This coin was produced in the period before the discovery of the new deposits at Laurion, around the time of the Ionian Revolt and the subsequent first Persian invasion of Greece. Athens aided the Ionian Greeks in their rebellion against Persian tyranny with both coin and soldiers, participating in the 498 BC march on Sardes which resulted in the capture and sack of that city – the only significant offensive action taken by the Ionians, who were pushed pack onto the defensive and eventually subjugated once more. Vowing to punish Athens for their support of the doomed rebellion, the Persian king Darius launched an invasion of Greece, landing at Marathon in 490 BC. Just twenty five miles from Athens, a vastly outnumbered Athenian hoplite army inflicted a crushing defeat on the Persians, who after suffering horrendous casualties turned to their ships and fled.

Attica, Athens AR Tetradrachm. Circa 500-490 BC. Archaic head of Athena right wearing crested helmet decorated with chevron and dot pattern / Owl standing right, head facing, olive sprig behind, ΑΘΕ before. Cf. Svoronos pl. 5, 38; cf. Asyut 268.

Very Fine.
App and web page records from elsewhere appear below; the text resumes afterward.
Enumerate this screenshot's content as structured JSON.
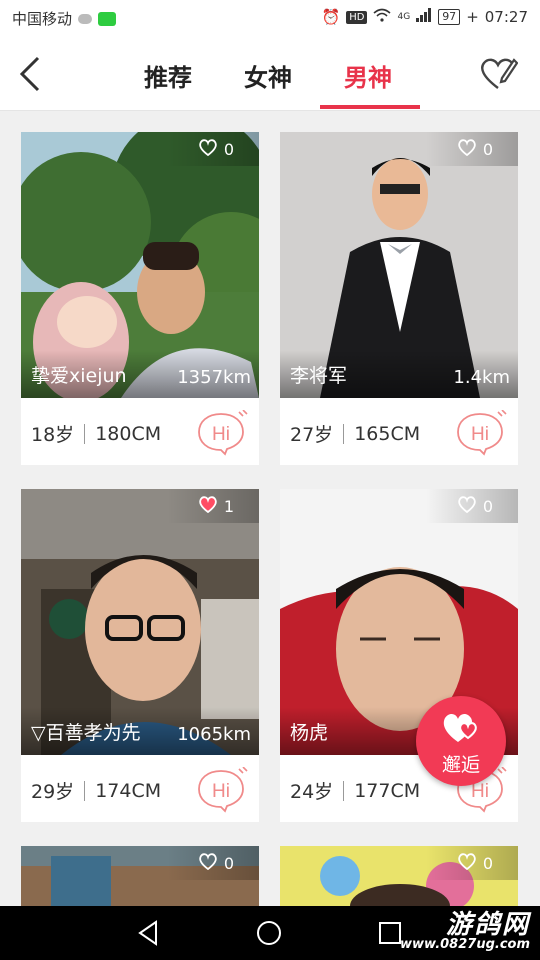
{
  "status_bar": {
    "carrier": "中国移动",
    "network": "4G",
    "battery": "97",
    "time": "07:27",
    "hd_badge": "HD"
  },
  "header": {
    "tabs": [
      {
        "label": "推荐",
        "active": false
      },
      {
        "label": "女神",
        "active": false
      },
      {
        "label": "男神",
        "active": true
      }
    ],
    "accent_color": "#e8334a"
  },
  "cards": [
    {
      "name": "挚爱xiejun",
      "distance": "1357km",
      "age": "18岁",
      "height": "180CM",
      "likes": "0",
      "hi": "Hi"
    },
    {
      "name": "李将军",
      "distance": "1.4km",
      "age": "27岁",
      "height": "165CM",
      "likes": "0",
      "hi": "Hi"
    },
    {
      "name": "▽百善孝为先",
      "distance": "1065km",
      "age": "29岁",
      "height": "174CM",
      "likes": "1",
      "hi": "Hi"
    },
    {
      "name": "杨虎",
      "distance": "",
      "age": "24岁",
      "height": "177CM",
      "likes": "0",
      "hi": "Hi"
    },
    {
      "name": "",
      "distance": "",
      "age": "",
      "height": "",
      "likes": "0",
      "hi": ""
    },
    {
      "name": "",
      "distance": "",
      "age": "",
      "height": "",
      "likes": "0",
      "hi": ""
    }
  ],
  "fab": {
    "label": "邂逅"
  },
  "watermark": {
    "title": "游鸽网",
    "url": "www.0827ug.com"
  }
}
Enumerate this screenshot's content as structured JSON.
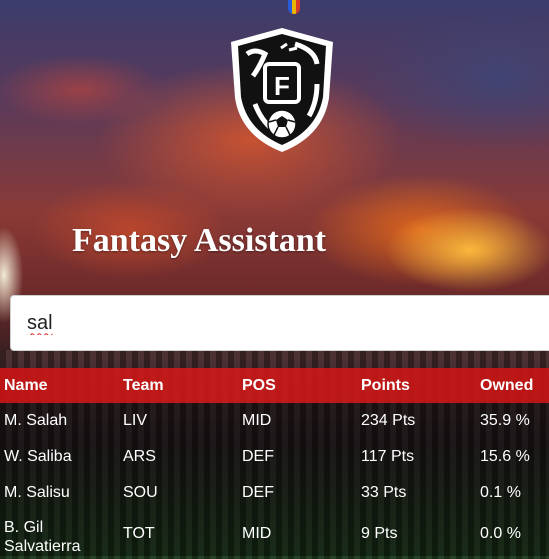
{
  "app": {
    "title": "Fantasy Assistant",
    "logo_letter": "F",
    "accent_color": "#d41a1a"
  },
  "search": {
    "value": "sal",
    "placeholder": ""
  },
  "results": {
    "columns": [
      "Name",
      "Team",
      "POS",
      "Points",
      "Owned"
    ],
    "rows": [
      {
        "name": "M. Salah",
        "team": "LIV",
        "pos": "MID",
        "points": "234 Pts",
        "owned": "35.9 %"
      },
      {
        "name": "W. Saliba",
        "team": "ARS",
        "pos": "DEF",
        "points": "117 Pts",
        "owned": "15.6 %"
      },
      {
        "name": "M. Salisu",
        "team": "SOU",
        "pos": "DEF",
        "points": "33 Pts",
        "owned": "0.1 %"
      },
      {
        "name": "B. Gil Salvatierra",
        "team": "TOT",
        "pos": "MID",
        "points": "9 Pts",
        "owned": "0.0 %"
      }
    ]
  }
}
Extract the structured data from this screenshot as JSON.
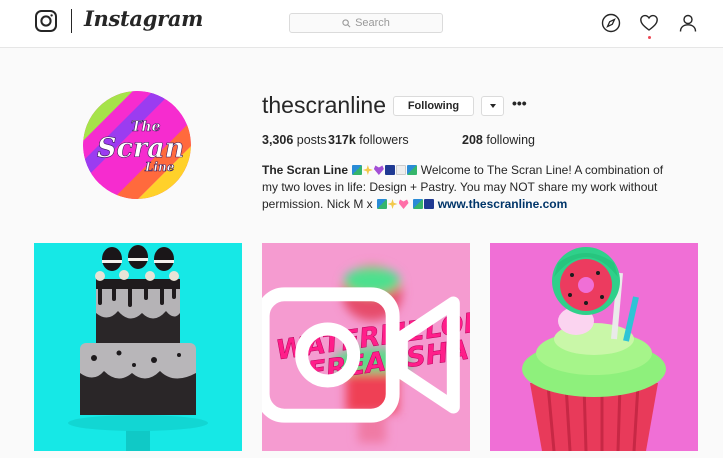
{
  "nav": {
    "brand": "Instagram",
    "search_placeholder": "Search",
    "icons": [
      "instagram-camera-icon",
      "search-icon",
      "compass-icon",
      "heart-icon",
      "user-icon"
    ]
  },
  "profile": {
    "username": "thescranline",
    "follow_label": "Following",
    "more_label": "•••",
    "stats": {
      "posts_count": "3,306",
      "posts_label": "posts",
      "followers_count": "317k",
      "followers_label": "followers",
      "following_count": "208",
      "following_label": "following"
    },
    "bio": {
      "name": "The Scran Line",
      "text_1": "Welcome to The Scran Line! A combination of my two loves in life: Design + Pastry. You may NOT share my work without permission. Nick M x",
      "link": "www.thescranline.com"
    },
    "avatar_text": [
      "The",
      "Scran",
      "Line"
    ]
  },
  "posts": [
    {
      "kind": "image",
      "subject": "oreo-drip-cake",
      "bg": "#16e8e6"
    },
    {
      "kind": "video",
      "subject": "watermelon-freakshake",
      "bg": "#f59bd0",
      "overlay_text": [
        "WATERMELON",
        "FREAKSHAKE"
      ]
    },
    {
      "kind": "image",
      "subject": "watermelon-cupcake",
      "bg": "#f06fd6"
    }
  ],
  "colors": {
    "link": "#003569",
    "notification": "#ed4956",
    "border": "#dbdbdb"
  }
}
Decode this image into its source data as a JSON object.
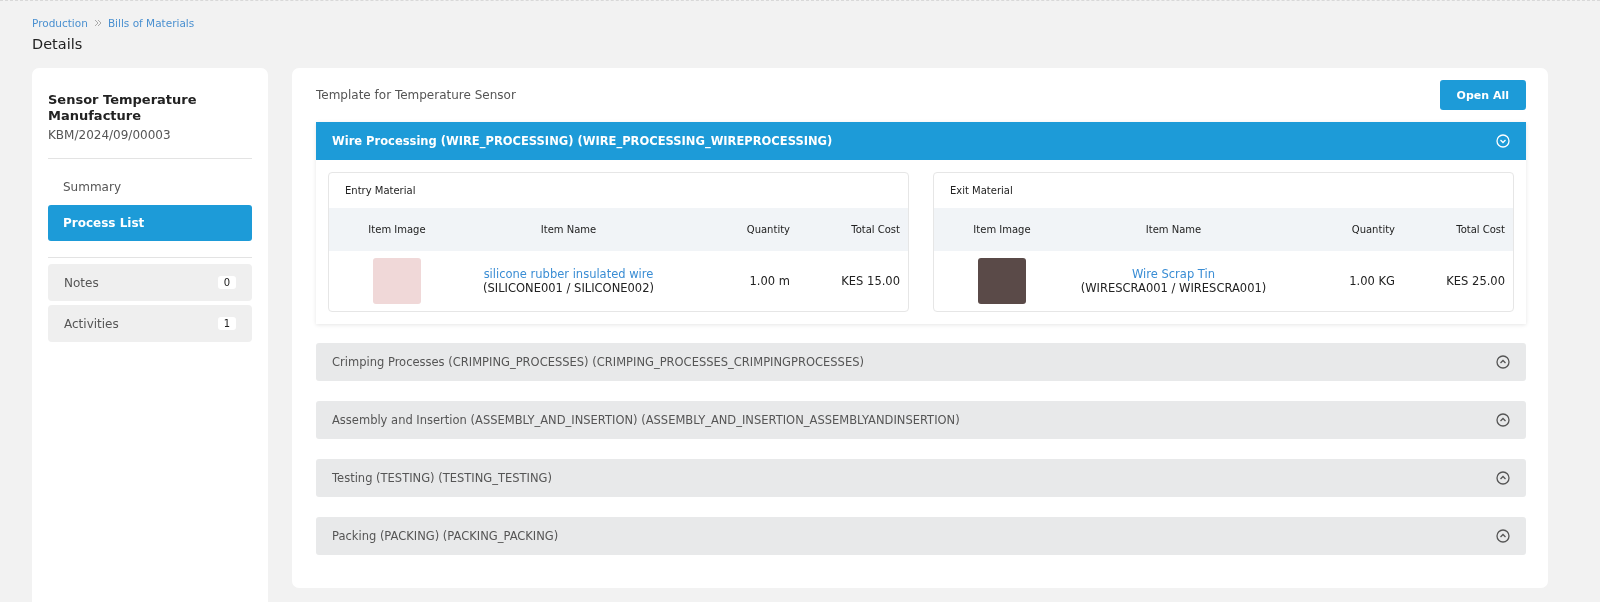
{
  "breadcrumb": [
    "Production",
    "Bills of Materials"
  ],
  "page_title": "Details",
  "sidebar": {
    "title": "Sensor Temperature Manufacture",
    "code": "KBM/2024/09/00003",
    "nav": [
      {
        "label": "Summary",
        "selected": false
      },
      {
        "label": "Process List",
        "selected": true
      }
    ],
    "panels": [
      {
        "label": "Notes",
        "count": "0"
      },
      {
        "label": "Activities",
        "count": "1"
      }
    ]
  },
  "main": {
    "template": "Template for Temperature Sensor",
    "open_all": "Open All",
    "processes": [
      {
        "title": "Wire Processing (WIRE_PROCESSING) (WIRE_PROCESSING_WIREPROCESSING)",
        "expanded": true,
        "tables": [
          {
            "title": "Entry Material",
            "columns": [
              "Item Image",
              "Item Name",
              "Quantity",
              "Total Cost"
            ],
            "rows": [
              {
                "name": "silicone rubber insulated wire",
                "codes": "(SILICONE001 / SILICONE002)",
                "quantity": "1.00 m",
                "cost": "KES 15.00"
              }
            ]
          },
          {
            "title": "Exit Material",
            "columns": [
              "Item Image",
              "Item Name",
              "Quantity",
              "Total Cost"
            ],
            "rows": [
              {
                "name": "Wire Scrap Tin",
                "codes": "(WIRESCRA001 / WIRESCRA001)",
                "quantity": "1.00 KG",
                "cost": "KES 25.00"
              }
            ]
          }
        ]
      },
      {
        "title": "Crimping Processes (CRIMPING_PROCESSES) (CRIMPING_PROCESSES_CRIMPINGPROCESSES)",
        "expanded": false
      },
      {
        "title": "Assembly and Insertion (ASSEMBLY_AND_INSERTION) (ASSEMBLY_AND_INSERTION_ASSEMBLYANDINSERTION)",
        "expanded": false
      },
      {
        "title": "Testing (TESTING) (TESTING_TESTING)",
        "expanded": false
      },
      {
        "title": "Packing (PACKING) (PACKING_PACKING)",
        "expanded": false
      }
    ]
  }
}
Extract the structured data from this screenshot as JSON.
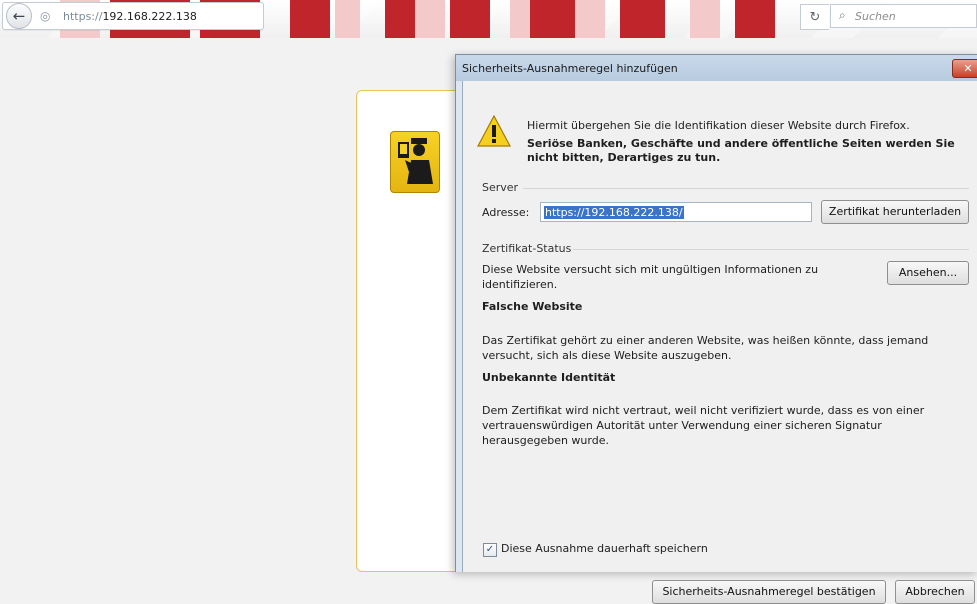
{
  "browser": {
    "url_protocol": "https://",
    "url_host": "192.168.222.138",
    "search_placeholder": "Suchen"
  },
  "dialog": {
    "title": "Sicherheits-Ausnahmeregel hinzufügen",
    "close_label": "✕",
    "intro_line1": "Hiermit übergehen Sie die Identifikation dieser Website durch Firefox.",
    "intro_line2": "Seriöse Banken, Geschäfte und andere öffentliche Seiten werden Sie nicht bitten, Derartiges zu tun.",
    "server": {
      "group_label": "Server",
      "address_label": "Adresse:",
      "address_value": "https://192.168.222.138/",
      "download_button": "Zertifikat herunterladen"
    },
    "certificate_status": {
      "group_label": "Zertifikat-Status",
      "status_text": "Diese Website versucht sich mit ungültigen Informationen zu identifizieren.",
      "view_button": "Ansehen...",
      "sections": [
        {
          "title": "Falsche Website",
          "description": "Das Zertifikat gehört zu einer anderen Website, was heißen könnte, dass jemand versucht, sich als diese Website auszugeben."
        },
        {
          "title": "Unbekannte Identität",
          "description": "Dem Zertifikat wird nicht vertraut, weil nicht verifiziert wurde, dass es von einer vertrauenswürdigen Autorität unter Verwendung einer sicheren Signatur herausgegeben wurde."
        }
      ]
    },
    "permanent_checkbox": {
      "label": "Diese Ausnahme dauerhaft speichern",
      "checked": true
    },
    "confirm_button": "Sicherheits-Ausnahmeregel bestätigen",
    "cancel_button": "Abbrechen"
  },
  "icons": {
    "back": "back-arrow-icon",
    "site": "site-identity-icon",
    "reload": "reload-icon",
    "search": "search-icon",
    "warning": "warning-icon",
    "officer": "security-officer-icon"
  },
  "colors": {
    "toolbar_stripe": "#c0252b",
    "dialog_frame": "#dce7f2",
    "selection": "#3a73c8",
    "warning_yellow": "#f6d225"
  }
}
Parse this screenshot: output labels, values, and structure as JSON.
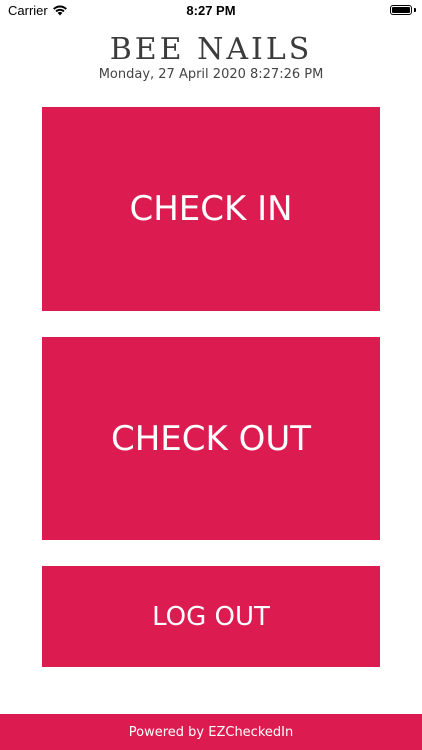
{
  "status_bar": {
    "carrier": "Carrier",
    "time": "8:27 PM",
    "icons": [
      "wifi-icon",
      "battery-icon"
    ]
  },
  "header": {
    "title": "BEE NAILS",
    "datetime": "Monday, 27 April 2020 8:27:26 PM"
  },
  "actions": {
    "check_in": "CHECK IN",
    "check_out": "CHECK OUT",
    "log_out": "LOG OUT"
  },
  "footer": {
    "text": "Powered by EZCheckedIn"
  },
  "colors": {
    "accent": "#dc1c50",
    "text_light": "#ffffff",
    "title": "#3b3b3b"
  }
}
In unusually good condition for the issue, with a full crest. Very Rare.